#### WHAT TO WORK ON
Locate all lines in the data below that hold "text" and show them.

#### EXERCISE DATA
+++++

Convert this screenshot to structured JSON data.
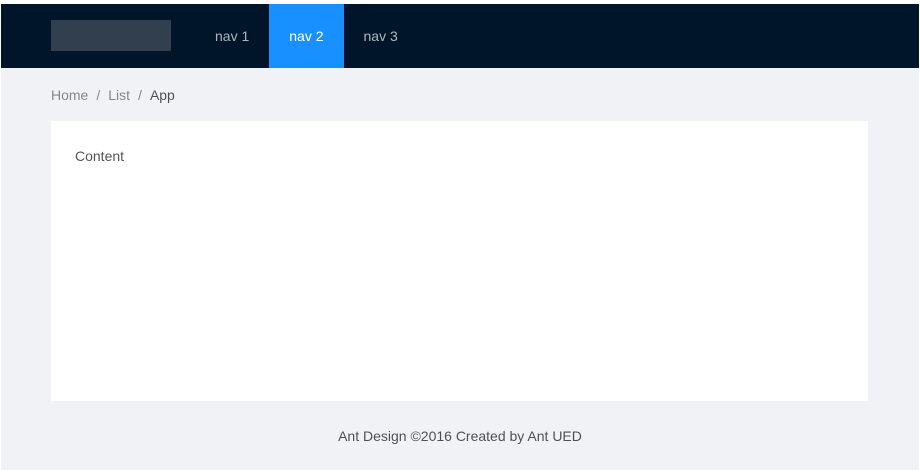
{
  "header": {
    "nav": [
      {
        "label": "nav 1",
        "selected": false
      },
      {
        "label": "nav 2",
        "selected": true
      },
      {
        "label": "nav 3",
        "selected": false
      }
    ]
  },
  "breadcrumb": {
    "items": [
      "Home",
      "List",
      "App"
    ],
    "separator": "/"
  },
  "content": {
    "text": "Content"
  },
  "footer": {
    "text": "Ant Design ©2016 Created by Ant UED"
  },
  "colors": {
    "header_bg": "#001529",
    "accent": "#1890ff",
    "page_bg": "#f0f2f5",
    "logo_placeholder": "#323f4f"
  }
}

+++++

#### TASK RESULT
    "text": "Content"
    "text": "Ant Design ©2016 Created by Ant UED"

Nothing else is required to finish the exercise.